Two life-long passions that drive my work are my love of polka dots and my ongoing
enthusiasm for vintage paper ephemera and books. I use collage and silkscreen to
combine and juxtapose the two, creating a dynamic visual world of layered contrasts.
This palette of visual obsessions inspires me in many ways, as I explore the relation-
ship between high and low, order and chaos, the abstracted and the everyday. I
also strive to push and challenge the boundaries of conventional printmaking: I paint
Dots are my figure, my landscape and my frame. Artists from Lichtenstein to Polke to Hirst have used the dot in their own work, whether as a sly allusion to the CMYK dots that comprise all printed images or in reference to its elemental and eternal shape. They serve to focus, reveal, subsume and re-contextualize my abstracted paper narratives. The root of my narrative choices begins with a love of paper and its physical tactile nature. I am drawn to paper and books produced in the 1950s and ’60s: a time when printing techniques were basic and information was conveyed in a more simple and unsophisticated way. I also use a printing process that has not changed in decades. I find this all refreshing in today’s high-tech virtual world.

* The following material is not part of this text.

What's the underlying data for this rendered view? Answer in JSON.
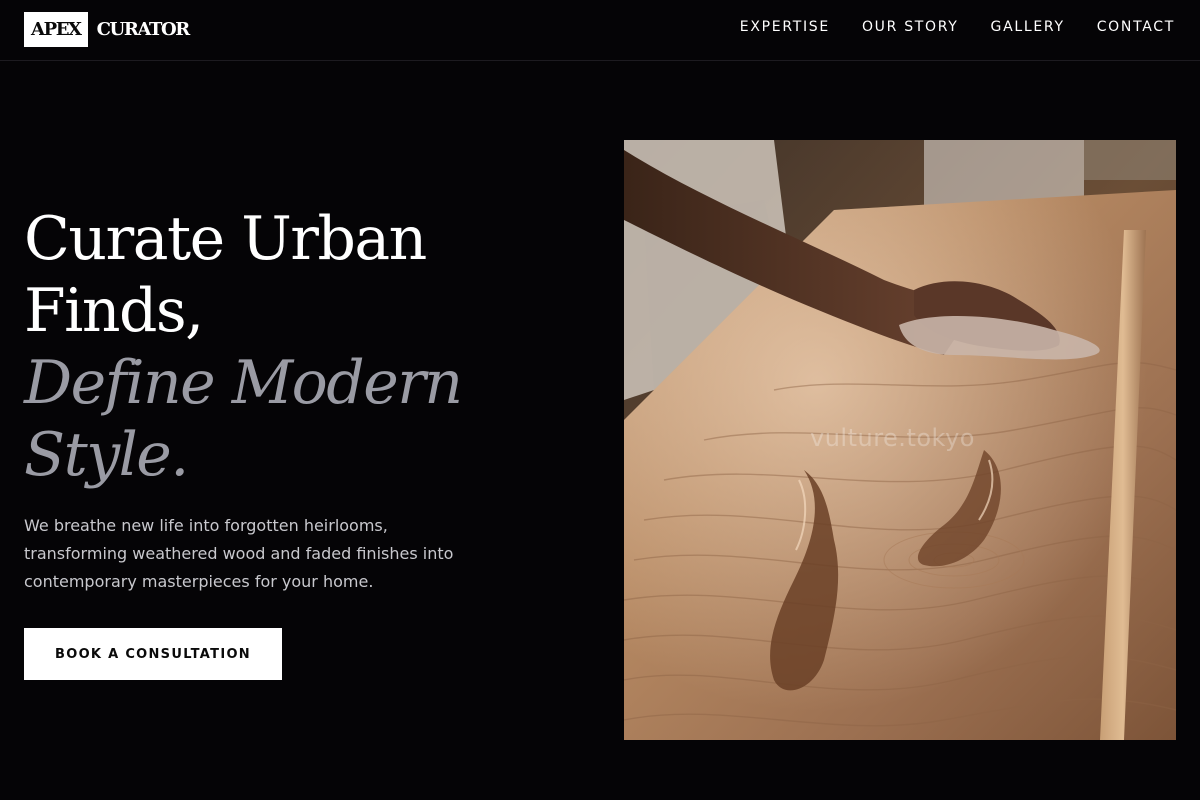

The choices I make are influenced by a range of criteria, including content, style, color, scale and sometimes simply intuition. I begin with a visually dense background collage, then use the dots and a layering of ink to alternately highlight and conceal the visual content. This creates a dialogue between the foreground and background by fostering a complex and ambiguous sense of space. Though I strive to make my own order out of the chaos, it is my hope that each viewer navigates his or her own path of discovery. Like the varied uneven edges of my work, interpretation is best when not limited by four corners.